## What the task asks
Once the images are removed, repeat all of the entries exactly.

--- Record extracts ---

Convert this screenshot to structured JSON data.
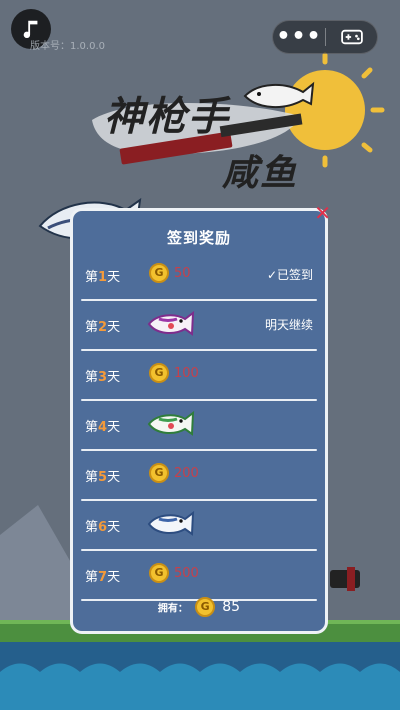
{
  "top": {
    "version": "版本号：1.0.0.0"
  },
  "logo": {
    "line1": "神枪手",
    "line2": "咸鱼"
  },
  "modal": {
    "title": "签到奖励",
    "close": "✕",
    "rows": [
      {
        "prefix": "第",
        "num": "1",
        "suffix": "天",
        "amount": "50",
        "status": "✓已签到"
      },
      {
        "prefix": "第",
        "num": "2",
        "suffix": "天",
        "amount": "",
        "status": "明天继续"
      },
      {
        "prefix": "第",
        "num": "3",
        "suffix": "天",
        "amount": "100",
        "status": ""
      },
      {
        "prefix": "第",
        "num": "4",
        "suffix": "天",
        "amount": "",
        "status": ""
      },
      {
        "prefix": "第",
        "num": "5",
        "suffix": "天",
        "amount": "200",
        "status": ""
      },
      {
        "prefix": "第",
        "num": "6",
        "suffix": "天",
        "amount": "",
        "status": ""
      },
      {
        "prefix": "第",
        "num": "7",
        "suffix": "天",
        "amount": "500",
        "status": ""
      }
    ],
    "footer_label": "拥有：",
    "coin_symbol": "G",
    "owned_coins": "85"
  },
  "colors": {
    "modal_bg": "#4e6d9a",
    "day_number": "#f39a3b",
    "amount": "#c7404a",
    "close": "#e0304a"
  },
  "icons": [
    "music-note-icon",
    "more-dots-icon",
    "gamepad-icon",
    "close-icon",
    "gold-coin-icon",
    "purple-fish-icon",
    "green-fish-icon",
    "blue-fish-icon"
  ]
}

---

## Result for this exercise
Convert this screenshot to structured JSON data.
{
  "top": {
    "version": "版本号：1.0.0.0"
  },
  "logo": {
    "line1": "神枪手",
    "line2": "咸鱼"
  },
  "modal": {
    "title": "签到奖励",
    "close": "✕",
    "rows": [
      {
        "prefix": "第",
        "num": "1",
        "suffix": "天",
        "amount": "50",
        "status": "✓已签到"
      },
      {
        "prefix": "第",
        "num": "2",
        "suffix": "天",
        "amount": "",
        "status": "明天继续"
      },
      {
        "prefix": "第",
        "num": "3",
        "suffix": "天",
        "amount": "100",
        "status": ""
      },
      {
        "prefix": "第",
        "num": "4",
        "suffix": "天",
        "amount": "",
        "status": ""
      },
      {
        "prefix": "第",
        "num": "5",
        "suffix": "天",
        "amount": "200",
        "status": ""
      },
      {
        "prefix": "第",
        "num": "6",
        "suffix": "天",
        "amount": "",
        "status": ""
      },
      {
        "prefix": "第",
        "num": "7",
        "suffix": "天",
        "amount": "500",
        "status": ""
      }
    ],
    "footer_label": "拥有：",
    "coin_symbol": "G",
    "owned_coins": "85"
  },
  "colors": {
    "modal_bg": "#4e6d9a",
    "day_number": "#f39a3b",
    "amount": "#c7404a",
    "close": "#e0304a"
  },
  "icons": [
    "music-note-icon",
    "more-dots-icon",
    "gamepad-icon",
    "close-icon",
    "gold-coin-icon",
    "purple-fish-icon",
    "green-fish-icon",
    "blue-fish-icon"
  ]
}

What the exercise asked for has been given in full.